▸ **Work task**
The lines you need are those holding the word "Типичный"; pull them from the material.

▸ **Source data**
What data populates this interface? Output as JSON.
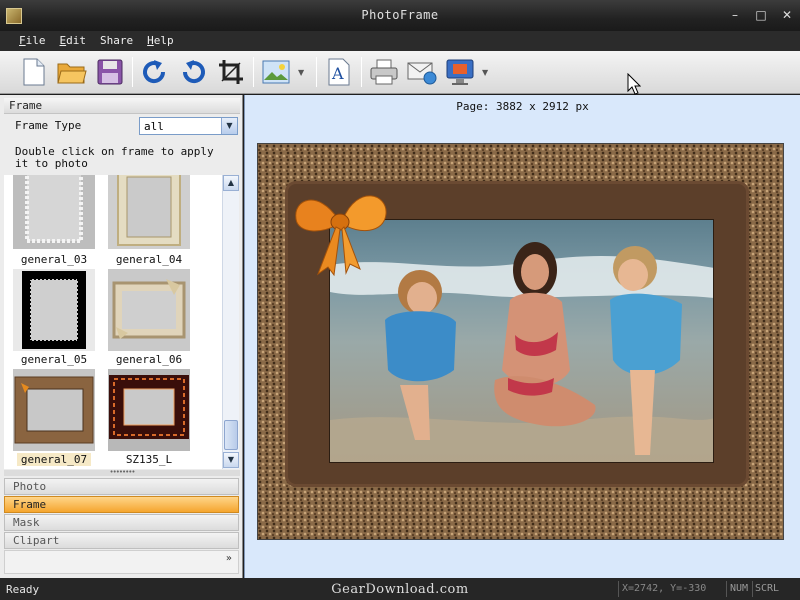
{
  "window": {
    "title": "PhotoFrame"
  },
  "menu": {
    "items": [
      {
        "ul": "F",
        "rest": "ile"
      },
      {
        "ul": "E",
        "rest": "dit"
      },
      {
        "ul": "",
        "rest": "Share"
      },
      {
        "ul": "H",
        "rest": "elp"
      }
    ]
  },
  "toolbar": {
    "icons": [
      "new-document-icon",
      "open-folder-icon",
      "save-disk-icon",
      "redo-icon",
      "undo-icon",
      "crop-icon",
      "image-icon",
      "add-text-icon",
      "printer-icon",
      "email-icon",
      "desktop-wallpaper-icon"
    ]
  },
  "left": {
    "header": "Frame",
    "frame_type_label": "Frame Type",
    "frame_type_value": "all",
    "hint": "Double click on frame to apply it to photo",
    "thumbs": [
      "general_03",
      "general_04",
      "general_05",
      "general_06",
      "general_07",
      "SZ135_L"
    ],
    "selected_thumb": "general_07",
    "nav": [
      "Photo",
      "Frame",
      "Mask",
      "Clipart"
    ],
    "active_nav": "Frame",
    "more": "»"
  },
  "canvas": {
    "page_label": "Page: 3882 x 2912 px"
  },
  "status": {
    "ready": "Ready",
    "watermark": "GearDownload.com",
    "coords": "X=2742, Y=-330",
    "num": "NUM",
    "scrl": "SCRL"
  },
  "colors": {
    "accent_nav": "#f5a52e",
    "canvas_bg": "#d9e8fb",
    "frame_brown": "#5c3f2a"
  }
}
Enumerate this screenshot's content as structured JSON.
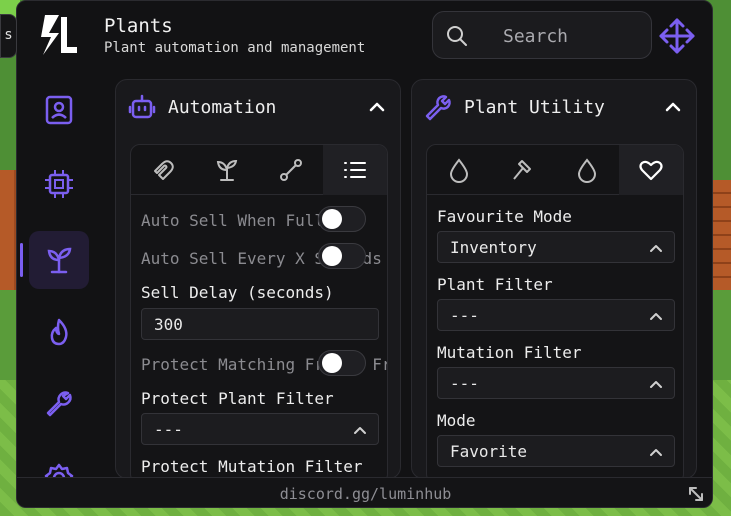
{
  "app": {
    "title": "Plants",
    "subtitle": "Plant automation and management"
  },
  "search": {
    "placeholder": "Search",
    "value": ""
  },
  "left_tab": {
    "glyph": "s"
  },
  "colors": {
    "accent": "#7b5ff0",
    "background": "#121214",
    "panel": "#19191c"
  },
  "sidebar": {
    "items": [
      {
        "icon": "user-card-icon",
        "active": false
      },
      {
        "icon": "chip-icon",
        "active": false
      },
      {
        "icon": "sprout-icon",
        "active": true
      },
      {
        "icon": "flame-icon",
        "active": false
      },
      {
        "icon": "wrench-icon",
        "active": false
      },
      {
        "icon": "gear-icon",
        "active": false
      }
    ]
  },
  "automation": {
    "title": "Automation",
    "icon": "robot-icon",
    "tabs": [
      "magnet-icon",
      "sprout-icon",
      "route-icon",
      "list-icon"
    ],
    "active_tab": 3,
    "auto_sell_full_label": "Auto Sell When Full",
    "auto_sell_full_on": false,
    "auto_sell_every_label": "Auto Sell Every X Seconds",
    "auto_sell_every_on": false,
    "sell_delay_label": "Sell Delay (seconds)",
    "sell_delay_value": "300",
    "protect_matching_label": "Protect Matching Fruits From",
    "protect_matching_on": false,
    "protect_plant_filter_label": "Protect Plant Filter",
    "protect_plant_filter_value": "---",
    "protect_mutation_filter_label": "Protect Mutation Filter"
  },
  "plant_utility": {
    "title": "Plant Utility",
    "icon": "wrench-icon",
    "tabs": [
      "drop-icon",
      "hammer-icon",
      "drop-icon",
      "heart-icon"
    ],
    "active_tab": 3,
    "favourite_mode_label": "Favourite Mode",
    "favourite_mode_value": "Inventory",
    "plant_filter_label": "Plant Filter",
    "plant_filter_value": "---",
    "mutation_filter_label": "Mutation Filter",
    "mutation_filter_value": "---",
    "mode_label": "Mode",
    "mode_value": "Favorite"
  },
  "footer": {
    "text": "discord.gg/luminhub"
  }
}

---

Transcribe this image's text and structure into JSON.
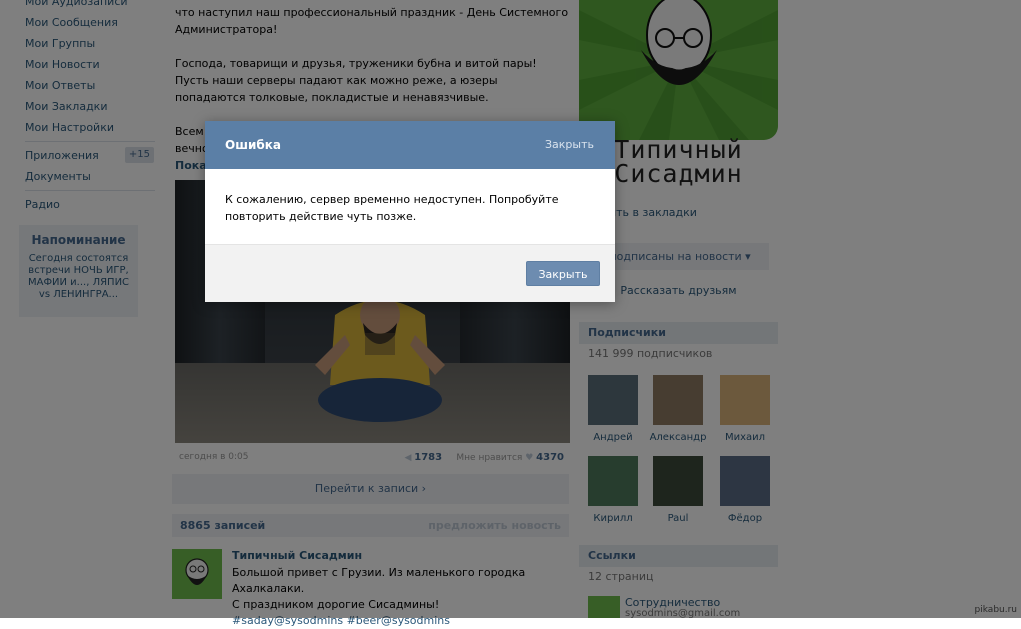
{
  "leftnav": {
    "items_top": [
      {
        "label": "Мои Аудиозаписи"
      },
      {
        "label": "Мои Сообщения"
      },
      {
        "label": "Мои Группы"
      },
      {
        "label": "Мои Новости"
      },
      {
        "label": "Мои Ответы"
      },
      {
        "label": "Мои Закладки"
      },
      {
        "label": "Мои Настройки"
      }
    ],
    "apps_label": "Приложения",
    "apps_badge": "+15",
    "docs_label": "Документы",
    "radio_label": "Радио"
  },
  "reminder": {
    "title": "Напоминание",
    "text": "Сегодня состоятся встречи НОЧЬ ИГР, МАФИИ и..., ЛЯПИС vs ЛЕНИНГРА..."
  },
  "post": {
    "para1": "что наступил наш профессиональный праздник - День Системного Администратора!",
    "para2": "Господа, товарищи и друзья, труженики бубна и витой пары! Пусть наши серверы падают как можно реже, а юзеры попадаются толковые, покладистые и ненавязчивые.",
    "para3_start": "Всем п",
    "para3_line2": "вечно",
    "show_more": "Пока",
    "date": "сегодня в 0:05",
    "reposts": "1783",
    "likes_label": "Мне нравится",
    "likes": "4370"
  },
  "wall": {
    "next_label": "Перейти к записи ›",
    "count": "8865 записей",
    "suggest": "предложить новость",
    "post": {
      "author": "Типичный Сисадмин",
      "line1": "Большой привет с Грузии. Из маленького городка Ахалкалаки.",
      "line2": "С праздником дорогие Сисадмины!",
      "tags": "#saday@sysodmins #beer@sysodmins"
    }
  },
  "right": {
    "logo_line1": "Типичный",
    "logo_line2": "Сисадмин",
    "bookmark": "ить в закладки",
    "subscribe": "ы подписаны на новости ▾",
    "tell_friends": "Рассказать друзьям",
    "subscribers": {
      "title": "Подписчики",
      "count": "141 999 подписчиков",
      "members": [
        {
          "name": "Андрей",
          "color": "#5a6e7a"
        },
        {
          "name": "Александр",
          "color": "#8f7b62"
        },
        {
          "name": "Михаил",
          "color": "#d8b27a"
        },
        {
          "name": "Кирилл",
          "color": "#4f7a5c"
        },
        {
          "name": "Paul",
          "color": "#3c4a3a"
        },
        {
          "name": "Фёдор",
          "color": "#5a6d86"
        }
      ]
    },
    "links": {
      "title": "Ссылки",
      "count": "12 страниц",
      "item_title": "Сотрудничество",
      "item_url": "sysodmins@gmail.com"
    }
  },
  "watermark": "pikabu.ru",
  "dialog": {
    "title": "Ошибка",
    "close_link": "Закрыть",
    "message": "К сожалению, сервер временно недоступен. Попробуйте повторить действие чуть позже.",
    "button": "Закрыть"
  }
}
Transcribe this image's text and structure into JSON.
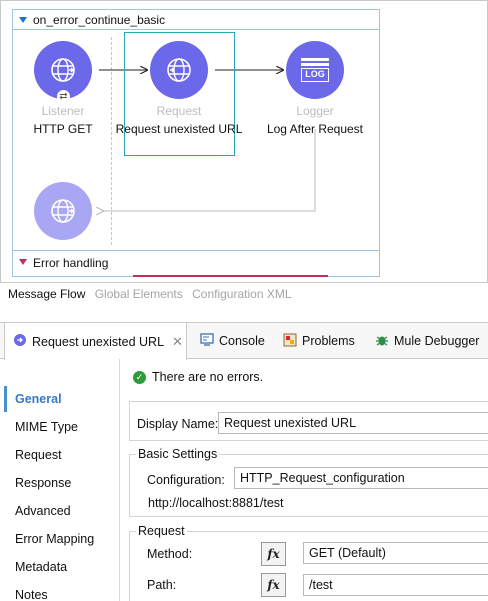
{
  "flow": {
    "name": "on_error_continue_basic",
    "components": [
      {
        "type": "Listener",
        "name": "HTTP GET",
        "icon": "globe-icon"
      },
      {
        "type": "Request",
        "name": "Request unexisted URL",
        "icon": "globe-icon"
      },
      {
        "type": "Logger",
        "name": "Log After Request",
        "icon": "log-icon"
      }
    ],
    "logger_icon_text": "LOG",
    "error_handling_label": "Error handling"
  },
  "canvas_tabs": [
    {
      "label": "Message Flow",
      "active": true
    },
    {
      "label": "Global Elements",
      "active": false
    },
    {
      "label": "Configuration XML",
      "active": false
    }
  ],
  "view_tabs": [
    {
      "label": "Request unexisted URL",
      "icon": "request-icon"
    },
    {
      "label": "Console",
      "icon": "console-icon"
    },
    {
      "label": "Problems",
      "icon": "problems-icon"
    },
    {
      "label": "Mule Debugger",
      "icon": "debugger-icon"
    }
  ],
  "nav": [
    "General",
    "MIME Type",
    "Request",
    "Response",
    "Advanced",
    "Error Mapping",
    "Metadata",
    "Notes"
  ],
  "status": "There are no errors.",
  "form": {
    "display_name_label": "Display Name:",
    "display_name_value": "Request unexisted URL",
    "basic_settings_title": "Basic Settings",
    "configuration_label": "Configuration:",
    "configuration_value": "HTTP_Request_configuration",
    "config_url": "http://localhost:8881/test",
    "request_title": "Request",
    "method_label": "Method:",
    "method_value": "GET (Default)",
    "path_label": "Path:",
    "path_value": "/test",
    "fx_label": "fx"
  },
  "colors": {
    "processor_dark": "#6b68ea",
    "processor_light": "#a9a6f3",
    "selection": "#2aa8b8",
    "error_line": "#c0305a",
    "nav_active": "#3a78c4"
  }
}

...

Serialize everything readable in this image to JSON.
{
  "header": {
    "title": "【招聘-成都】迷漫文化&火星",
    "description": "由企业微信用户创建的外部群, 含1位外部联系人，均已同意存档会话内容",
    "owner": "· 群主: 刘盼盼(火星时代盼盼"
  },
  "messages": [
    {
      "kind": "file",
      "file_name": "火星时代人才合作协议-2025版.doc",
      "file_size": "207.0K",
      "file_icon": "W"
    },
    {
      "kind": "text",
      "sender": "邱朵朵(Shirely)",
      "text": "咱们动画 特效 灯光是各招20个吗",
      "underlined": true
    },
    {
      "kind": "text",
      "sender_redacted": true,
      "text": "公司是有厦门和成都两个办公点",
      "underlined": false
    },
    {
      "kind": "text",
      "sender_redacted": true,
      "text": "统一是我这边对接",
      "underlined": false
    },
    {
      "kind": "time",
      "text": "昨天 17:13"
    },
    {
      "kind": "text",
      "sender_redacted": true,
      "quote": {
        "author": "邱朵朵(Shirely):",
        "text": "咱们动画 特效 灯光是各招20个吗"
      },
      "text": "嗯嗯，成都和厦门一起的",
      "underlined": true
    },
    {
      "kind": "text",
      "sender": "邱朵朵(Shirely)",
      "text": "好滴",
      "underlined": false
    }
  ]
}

▸ **Problem solution**
      "author": "Типичный Сисадмин",
    "logo_line1": "Типичный",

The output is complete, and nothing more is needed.